"About joining the military," I lied, closing my eyes again. My daydream instantly changed to olive drab. I snatch up a rolling grenade, toss it away, and fire off a round, saving my platoon. For my heroism, I'm stationed back in the States and given a job creating a new, sharper design for the military camouflage uniforms. The pattern I create is used universally for uniforms, helicopters, and vehicles.
Doris Ann threw her hands behind her head. "When you join the military, I'll have a bedroom all to myself."
Just then Willie chased John around the side of the house with a water balloon. John, screaming his head off, climbed over Doris Ann and me and kept running. Willie did the same.
"Get out of here!" I shouted, slapping at them as they dashed away. I squeezed my eyes shut. Suddenly a New York gallery owner arrives. She's wearing a black leather pantsuit and love beads with a big peace sign. Happy with this daydream, I smiled to myself.
I heard the screen door slam and opened one eye. Mother stood on the porch. As the glider swept back and forth, I could see half of her, then all of her, then half again. My baby sister Janet, who was four, came out and caught hold of Mother's skirt at the curve of her hip. Like a snapping turtle, she'd hold that fabric in her fist until it thundered. But from the stormy expression on Mother's face, thunder was on the way. I waited for her to say my name before opening my other eye.
"Barbara," she called, "do you want to wash the supper dishes or play with Janet?"
I opened my eyes and winked at Janet. She laughed, knowing the answer, and bounded down the stairs and jumped into my arms.
"What were you smiling about?" she asked.
Doris Ann scooted over and I pulled Janet onto the glider. "I'm smiling at you," I said.
I joined the Navy -- because the uniforms were bell-bottoms. But when I went for my physical, the first thing the doctor checked was my heartbeat. He put the stethoscope on my chest and moved it around. "Have you had rheumatic fever?" he asked.
"When I was thirteen," I answered.
He shook his head. "She's out," he shouted. A nurse came to escort me out of the examining room.
"Wait," I cried. "I've got to get in." But the doctor waved me away.

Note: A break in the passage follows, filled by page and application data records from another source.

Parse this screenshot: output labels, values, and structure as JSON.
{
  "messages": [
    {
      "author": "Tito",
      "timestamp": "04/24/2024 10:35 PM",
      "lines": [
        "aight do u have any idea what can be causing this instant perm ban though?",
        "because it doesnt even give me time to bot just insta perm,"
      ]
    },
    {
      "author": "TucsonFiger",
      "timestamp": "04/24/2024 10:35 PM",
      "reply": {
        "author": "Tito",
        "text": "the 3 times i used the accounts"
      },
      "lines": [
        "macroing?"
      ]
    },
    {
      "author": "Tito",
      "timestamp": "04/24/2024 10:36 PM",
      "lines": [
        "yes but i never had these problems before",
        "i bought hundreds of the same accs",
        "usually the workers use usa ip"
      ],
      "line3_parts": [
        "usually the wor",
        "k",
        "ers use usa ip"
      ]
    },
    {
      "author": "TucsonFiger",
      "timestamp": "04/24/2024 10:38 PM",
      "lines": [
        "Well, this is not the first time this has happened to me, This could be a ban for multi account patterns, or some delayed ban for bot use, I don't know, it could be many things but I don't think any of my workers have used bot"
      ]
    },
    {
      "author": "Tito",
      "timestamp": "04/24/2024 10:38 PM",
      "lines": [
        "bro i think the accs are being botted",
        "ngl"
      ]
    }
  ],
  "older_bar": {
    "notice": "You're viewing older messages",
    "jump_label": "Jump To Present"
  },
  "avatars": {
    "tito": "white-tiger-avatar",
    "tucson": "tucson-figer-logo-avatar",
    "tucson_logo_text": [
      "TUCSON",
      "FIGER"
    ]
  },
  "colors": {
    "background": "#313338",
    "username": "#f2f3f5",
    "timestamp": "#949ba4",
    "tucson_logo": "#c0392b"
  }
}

Months went by. I helped Mother look after Janet, helped her wash clothes in the wringer washer, weeded the garden, played horseshoes with Willie and Doris Ann, taught my youngest brother, John, to walk all the way around the house on an empty fifty-five-gallon drum, sketched the pine trees. I spent more time than ever daydreaming, but when I opened my eyes and left the dream behind, I couldn't see a future at all. My life had come to a standstill.

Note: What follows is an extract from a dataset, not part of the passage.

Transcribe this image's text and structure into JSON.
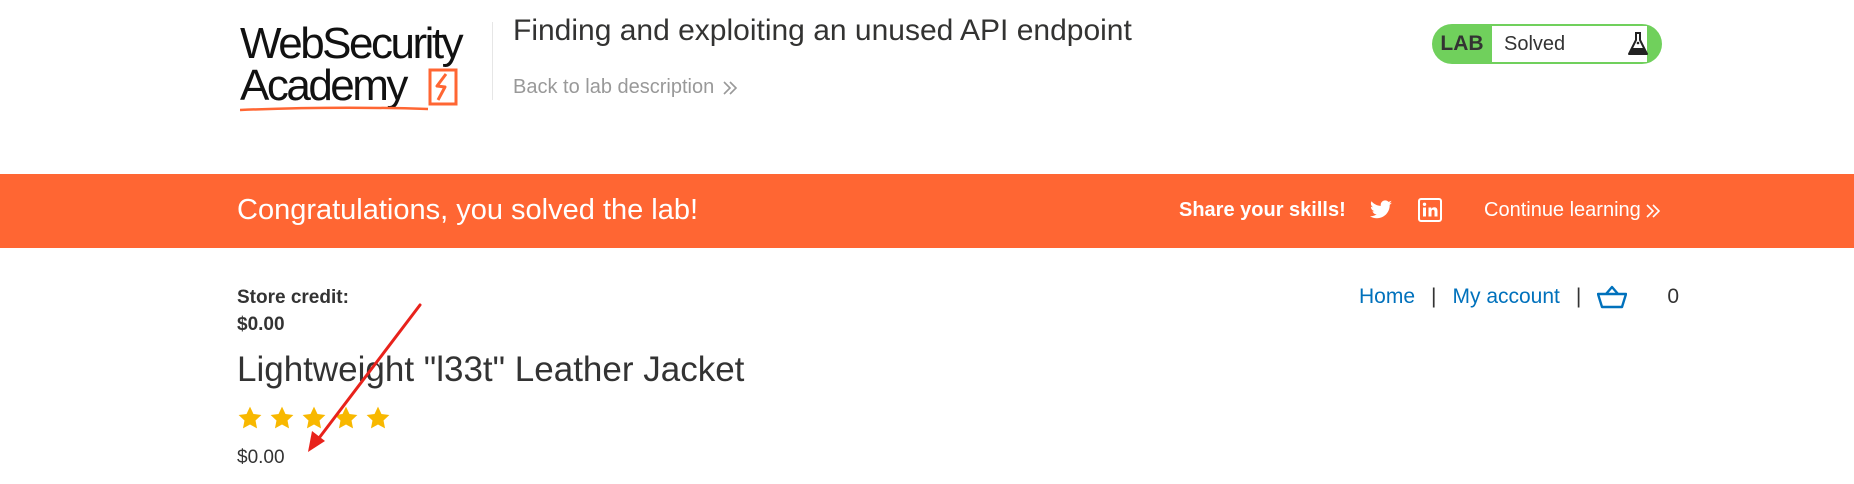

My neighbor introduced me to Rudy. He was in the Army, stationed at Fort McClellan, a military installation on the outskirts of Anniston. "You're tall," he said, eyeing me from head to toe.

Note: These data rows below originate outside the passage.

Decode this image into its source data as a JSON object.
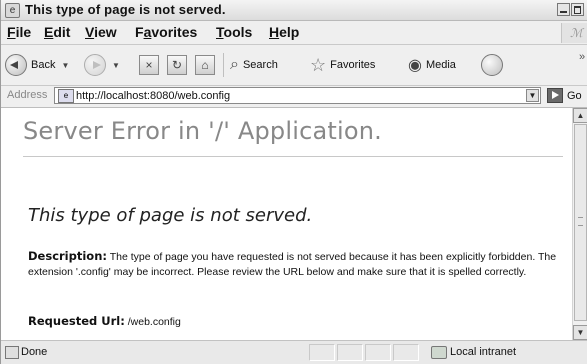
{
  "window": {
    "title": "This type of page is not served."
  },
  "menu": [
    {
      "label": "File",
      "accel": "F",
      "rest": "ile"
    },
    {
      "label": "Edit",
      "accel": "E",
      "rest": "dit"
    },
    {
      "label": "View",
      "accel": "V",
      "rest": "iew"
    },
    {
      "label": "Favorites",
      "accel": "a",
      "pre": "F",
      "rest": "vorites"
    },
    {
      "label": "Tools",
      "accel": "T",
      "rest": "ools"
    },
    {
      "label": "Help",
      "accel": "H",
      "rest": "elp"
    }
  ],
  "toolbar": {
    "back_label": "Back",
    "search_label": "Search",
    "favorites_label": "Favorites",
    "media_label": "Media"
  },
  "address": {
    "label": "Address",
    "url": "http://localhost:8080/web.config",
    "go_label": "Go"
  },
  "page": {
    "heading": "Server Error in '/' Application.",
    "subheading": "This type of page is not served.",
    "description_label": "Description:",
    "description_text": " The type of page you have requested is not served because it has been explicitly forbidden. The extension '.config' may be incorrect. Please review the URL below and make sure that it is spelled correctly.",
    "requested_url_label": "Requested Url:",
    "requested_url_value": " /web.config"
  },
  "status": {
    "text": "Done",
    "zone": "Local intranet"
  }
}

"Yeah," I said, embarrassed.
"My ex-wife was short," Rudy said. Then he asked me if I'd ever been with a man. "I'm looking for a pure woman this time."
We got married at the chapel out at Fort McClellan. Dad was supposed to give the bride away, but the military police at the front gate arrested him for public intoxication. My older brother David had to stand in for him. (My oldest brother, Stewart, who would have been next in line for the honor, had joined the Marines.) After the wedding ceremony, the guards called the chapel. As a wedding gift, they were releasing Dad without a fine. We could pick him up on the way out if someone sober was available to drive his car home.
"I could hardly be called drunk," Dad said as the guards helped him into the backseat of our car. Mother turned away and wouldn't speak.
I was glad to see him, glad he wasn't in jail. "Dad, you missed the wedding," I said, flashing my ring in his face.
Dad nudged Mother. "If I'd known they considered a few beers to be intoxicated, I wouldn't have wasted twenty bucks on this monkey suit."
Copyright © 2004 by Barbara Robinette Moss